bridge conference

Back from Bridge: the Highlights

Monica and I recently returned from our third year at the Bridge to Integrated Marketing Conference. It’s a worthwhile trek to D.C., and I love their concept of “bridging” the most effective strategies in direct marketing and fundraising. Not to mention the chance to see east coast friends, clients and colleagues.

There’s no way of course to recap an entire conference in a blog, but here are some of the high points:
  • There is a cost to fundraising that shouldn’t be viewed as shameful or unethical. The CEO of Wounded Warrior, Steven Nardizzi, encouraged nonprofits to rise up and defend investing in growth.
  • Content development continues to reign supreme. Many sessions covered the need to provide different content tracks for the user experience. The U.S. Holocaust Museum employed a new strategy along these lines and saw great gains in engagement and fundraising.
  • Donor engagement by generation—Session encourages attendees to find ways to involve every generation of giver by providing philanthropic opportunities that are relevant to them (by lifestage).
  • Acquiring monthly donors was a hot topic.
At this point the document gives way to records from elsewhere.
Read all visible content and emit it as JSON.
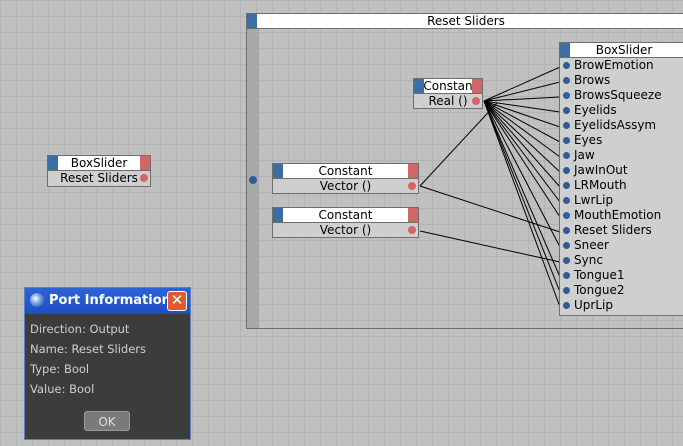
{
  "group": {
    "title": "Reset Sliders"
  },
  "standalone_node": {
    "title": "BoxSlider",
    "port": "Reset Sliders"
  },
  "constant_real": {
    "title": "Constan",
    "port": "Real ()"
  },
  "constant_vector_1": {
    "title": "Constant",
    "port": "Vector ()"
  },
  "constant_vector_2": {
    "title": "Constant",
    "port": "Vector ()"
  },
  "boxslider_node": {
    "title": "BoxSlider",
    "inputs": [
      "BrowEmotion",
      "Brows",
      "BrowsSqueeze",
      "Eyelids",
      "EyelidsAssym",
      "Eyes",
      "Jaw",
      "JawInOut",
      "LRMouth",
      "LwrLip",
      "MouthEmotion",
      "Reset Sliders",
      "Sneer",
      "Sync",
      "Tongue1",
      "Tongue2",
      "UprLip"
    ]
  },
  "dialog": {
    "title": "Port Information",
    "direction": "Direction: Output",
    "name": "Name: Reset Sliders",
    "type": "Type: Bool",
    "value": "Value: Bool",
    "ok_label": "OK"
  },
  "colors": {
    "input_tab": "#3a6ea5",
    "output_tab": "#d06666",
    "dialog_title": "#2e62d8"
  }
}
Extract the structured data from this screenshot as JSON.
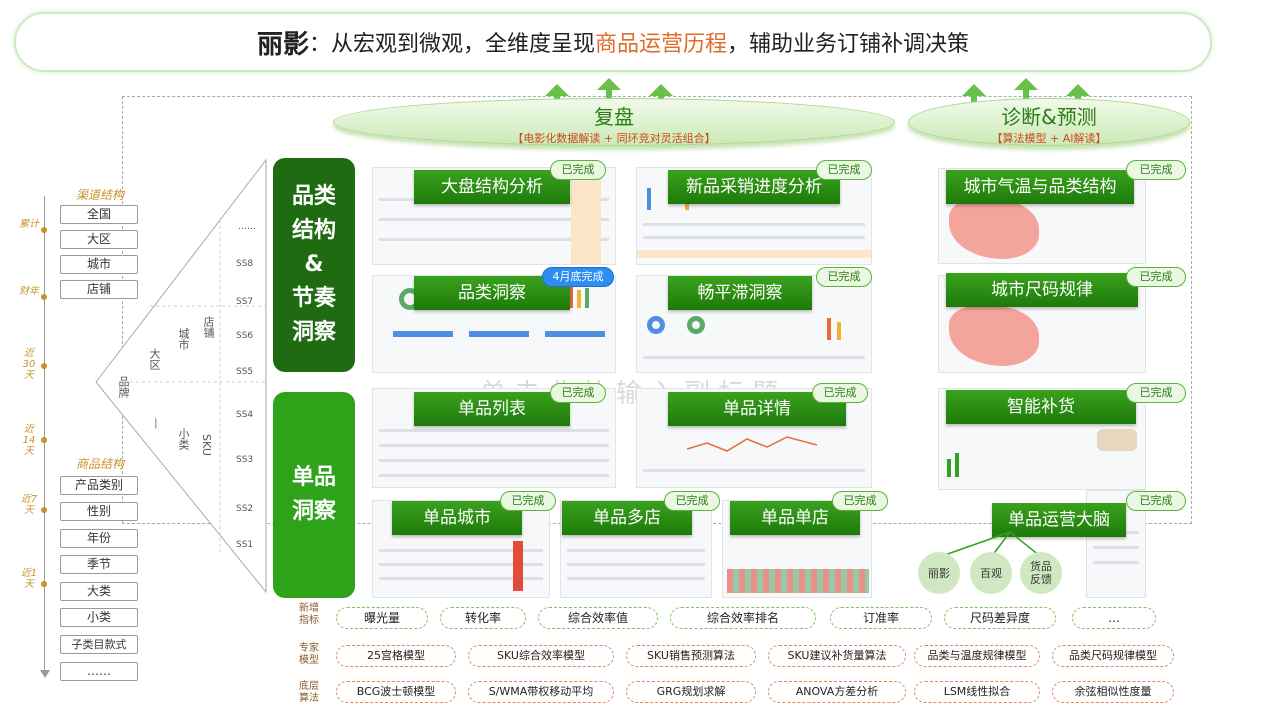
{
  "header": {
    "brand": "丽影",
    "pre": "：从宏观到微观，全维度呈现",
    "highlight": "商品运营历程",
    "post": "，辅助业务订铺补调决策"
  },
  "sections": {
    "review": {
      "title": "复盘",
      "subtitle": "【电影化数据解读 + 同环竞对灵活组合】"
    },
    "diagnose": {
      "title": "诊断&预测",
      "subtitle": "【算法模型 + AI解读】"
    }
  },
  "timeline": {
    "labels": [
      "累计",
      "财年",
      "近30天",
      "近14天",
      "近7天",
      "近1天"
    ]
  },
  "channel_structure": {
    "title": "渠道结构",
    "items": [
      "全国",
      "大区",
      "城市",
      "店铺"
    ]
  },
  "product_structure": {
    "title": "商品结构",
    "items": [
      "产品类别",
      "性别",
      "年份",
      "季节",
      "大类",
      "小类",
      "子类目款式",
      "……"
    ]
  },
  "pyramid": {
    "brand": "品牌",
    "region": "大区",
    "city": "城市",
    "store": "店铺",
    "subcat": "小类",
    "sku": "SKU",
    "dash": "—",
    "dots": "……",
    "ss_levels": [
      "SS8",
      "SS7",
      "SS6",
      "SS5",
      "SS4",
      "SS3",
      "SS2",
      "SS1"
    ]
  },
  "blocks": {
    "category": "品类\n结构\n&\n节奏\n洞察",
    "item": "单品\n洞察"
  },
  "modules": [
    {
      "label": "大盘结构分析",
      "status": "已完成"
    },
    {
      "label": "新品采销进度分析",
      "status": "已完成"
    },
    {
      "label": "品类洞察",
      "status": "4月底完成"
    },
    {
      "label": "畅平滞洞察",
      "status": "已完成"
    },
    {
      "label": "单品列表",
      "status": "已完成"
    },
    {
      "label": "单品详情",
      "status": "已完成"
    },
    {
      "label": "单品城市",
      "status": "已完成"
    },
    {
      "label": "单品多店",
      "status": "已完成"
    },
    {
      "label": "单品单店",
      "status": "已完成"
    },
    {
      "label": "城市气温与品类结构",
      "status": "已完成"
    },
    {
      "label": "城市尺码规律",
      "status": "已完成"
    },
    {
      "label": "智能补货",
      "status": "已完成"
    },
    {
      "label": "单品运营大脑",
      "status": "已完成"
    }
  ],
  "brain_inputs": [
    "丽影",
    "百观",
    "货品\n反馈"
  ],
  "watermark": "单击此处输入副标题",
  "new_metrics": {
    "label": "新增\n指标",
    "items": [
      "曝光量",
      "转化率",
      "综合效率值",
      "综合效率排名",
      "订准率",
      "尺码差异度",
      "…"
    ]
  },
  "expert_models": {
    "label": "专家\n模型",
    "items": [
      "25宫格模型",
      "SKU综合效率模型",
      "SKU销售预测算法",
      "SKU建议补货量算法",
      "品类与温度规律模型",
      "品类尺码规律模型"
    ]
  },
  "base_algorithms": {
    "label": "底层\n算法",
    "items": [
      "BCG波士顿模型",
      "S/WMA带权移动平均",
      "GRG规划求解",
      "ANOVA方差分析",
      "LSM线性拟合",
      "余弦相似性度量"
    ]
  },
  "colors": {
    "dark_green": "#1e6b12",
    "bright_green": "#2ea31a",
    "accent_orange": "#e06b2a",
    "gold": "#c8912b"
  }
}
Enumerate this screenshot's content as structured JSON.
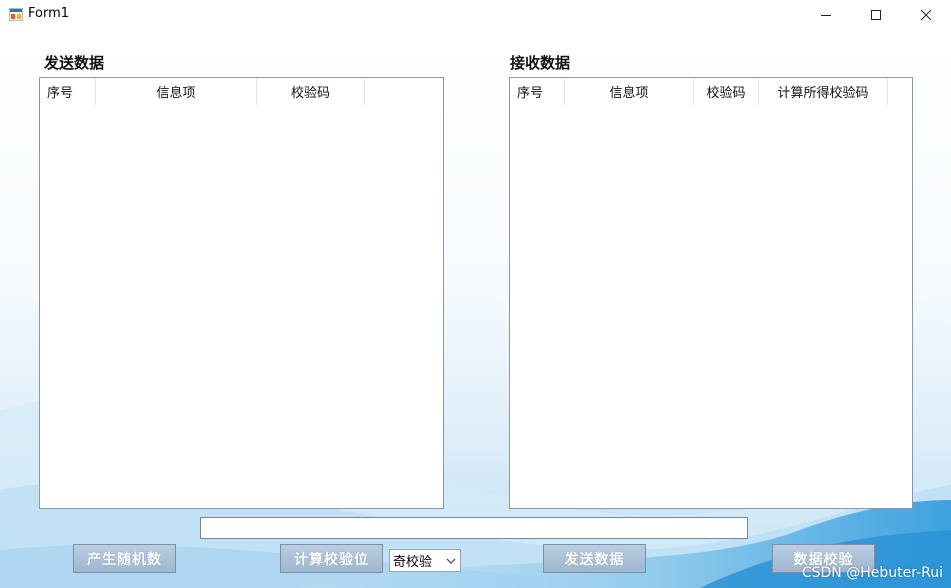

Speakers suggested looking for ways to infuse a sustainer appeal at communication points you might not have considered before (thank you messages and reply forms, for example).
  • Gamification—The rise of gaming is influencing philanthropy more than you might think. Its sophistication and interactivity ups the bar on technical fundraising efforts and what donors enjoy and expect. You can use this to your advantage by creating simple, fun experiences.
Check out a quick recap from this terrific conference and follow Bridge on Twitter.

Headed to the Bridge Conference

In just a few days, one half of the massive nonprofit messaging force that is M&C will take off for Washington, D.C. and one of the coolest conferences around.

TRANSLATION: Merritt and I are going to the Bridge Conference and we are rett-ta-go!

Like a never-ending gobstopper of nonprofit fundraising goodness, the Bridge Conference is one layer of educationnetworkingfunexpansiveconversation after another. They bring in the big boys (you got your PETA, your HRC … your Humane Society, et al ...) which is great.

It's not every day you get to hear the agency account leads as well as representatives from the nonprofits themselves let you in on the packages they're testing, what's winning and more important to my cold, dark heart—what they thought would kill and completely tanked.

An ounce of someone else's pain is worth a pound of me thinking twice before I recommend that COOL PACKAGE. Heartless.

But if it's hugs and happy hours you seek—which I do, I'm only cutthroat when it comes to copywriting … and not really—get thee to Bridge. We see so many clients, friends and meet so many new people we're high on good cheer for a week after we get back. Christmas in July. Peace on earth and good will toward men.

Rather than rhapsodize any further, I encourage you to check out the full schedule and see for yourself.

And be sure to follow me @mjtiffany and Merritt @merrittengel on Twitter as we'll be tweeting like the dickens from the sessions we're in. You can stay on top of all the Bridge jams with the hashtag #Bridge14.

*I have no affiliation with the Bridge Conference and this love poem is spontaneous. It's that good.

2013 Bridge Conference Highlights

Bob, Monica and I had a great time at the Bridge to Integrated Marketing & Fundraising Conference in Baltimore earlier this month. If you haven't considered going, I highly recommend it. The conference was sold out. Energy was high, and the content was solid. Here are some of my takeaways from the sessions I attended:

1. Overall fundraising outlook is good, but all the moving parts and pieces need to be in tip top shape to succeed.
2. While acquisition of new donors is still important, taking care of existing ones is paramount. Far too many charities leave donors in a communication wasteland.
3. Authentic mission-focused content is what donors want and demand. Respect the relationship.
4. Acquiring monthly donors should be a top focus—and taking care of them.
5. Donors are looking for charities that deliver outcomes, not just programs.

For more detailed Bridge takeaways, take a look at Nonprofit Times.